Billy Hughes, a mute makeup artist working on a slasher film being shot in Moscow, is locked in the studio after hours...
This hand-to-mouth thriller, shot in the former Soviet Union by a Brit, has been gaining a fair bit of word-of-mouth on the festival circuit. Indeed, it has already made enough waves to land writer-director Waller the plumb assignment of An American Werewolf In Paris. It's a style-heavy stalker picture, rehashing tired women-in-peril conventions with gloomy panache, impressing rather more through its frills than its hollow core.
Billy Hughes (Sudina), a mute special effects girl, is working in Moscow on a cheapo slasher picture directed by her obnoxious brother-in-law (Richards). Staying late at the studio one night, she strays onto the shoot of a snuff movie and is chased around by the two-man crew. When the cops are called in, she signs out the situation but no one seems to believe her. It turns out that the woman killed in the film had a computer disc which could ruin Russian ganglord Alec Guinness, who contributes an unbilled cameo. The crooks think Billy has the disc and she is soon being chased by bogus cops, real cops, hit men and other trouble-makers.
The plot starts out contrived and gets silly, but Sudina's strong performance and dollops of technical gimmickry distract you from the gaping holes in logic. There are one or two genuinely tricky bits of business, heavily signalling twists that are then taken back or capping a guessable fake death with a gruesomely credible punchline. It's heavily indebted to Dario Argento and Brian De Palma, with less misogyny and also without a real demented edge that would suggest Waller really means it.

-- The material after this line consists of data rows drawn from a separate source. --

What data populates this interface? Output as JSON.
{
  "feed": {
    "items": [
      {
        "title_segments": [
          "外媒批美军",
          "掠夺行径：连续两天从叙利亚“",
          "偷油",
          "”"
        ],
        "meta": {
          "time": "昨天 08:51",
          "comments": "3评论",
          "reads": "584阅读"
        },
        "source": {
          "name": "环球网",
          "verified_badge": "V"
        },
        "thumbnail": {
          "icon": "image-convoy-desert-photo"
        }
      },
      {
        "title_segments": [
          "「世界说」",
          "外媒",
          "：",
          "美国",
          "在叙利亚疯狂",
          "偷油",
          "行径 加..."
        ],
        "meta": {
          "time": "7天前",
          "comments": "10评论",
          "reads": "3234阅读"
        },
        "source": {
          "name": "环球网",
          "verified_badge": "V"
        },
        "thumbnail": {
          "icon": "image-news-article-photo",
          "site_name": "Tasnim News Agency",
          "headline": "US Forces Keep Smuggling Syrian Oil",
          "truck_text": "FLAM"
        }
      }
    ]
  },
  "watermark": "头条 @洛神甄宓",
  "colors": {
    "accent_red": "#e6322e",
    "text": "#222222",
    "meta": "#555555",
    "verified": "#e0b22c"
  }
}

What follows is a sublimely tense pursuit, with suspense ratcheted up by ingenious camerawork and the seedy Russian locales. And nothing can prepare you for the true identity of The Reaper, credited only as 'Mystery Guest Star'.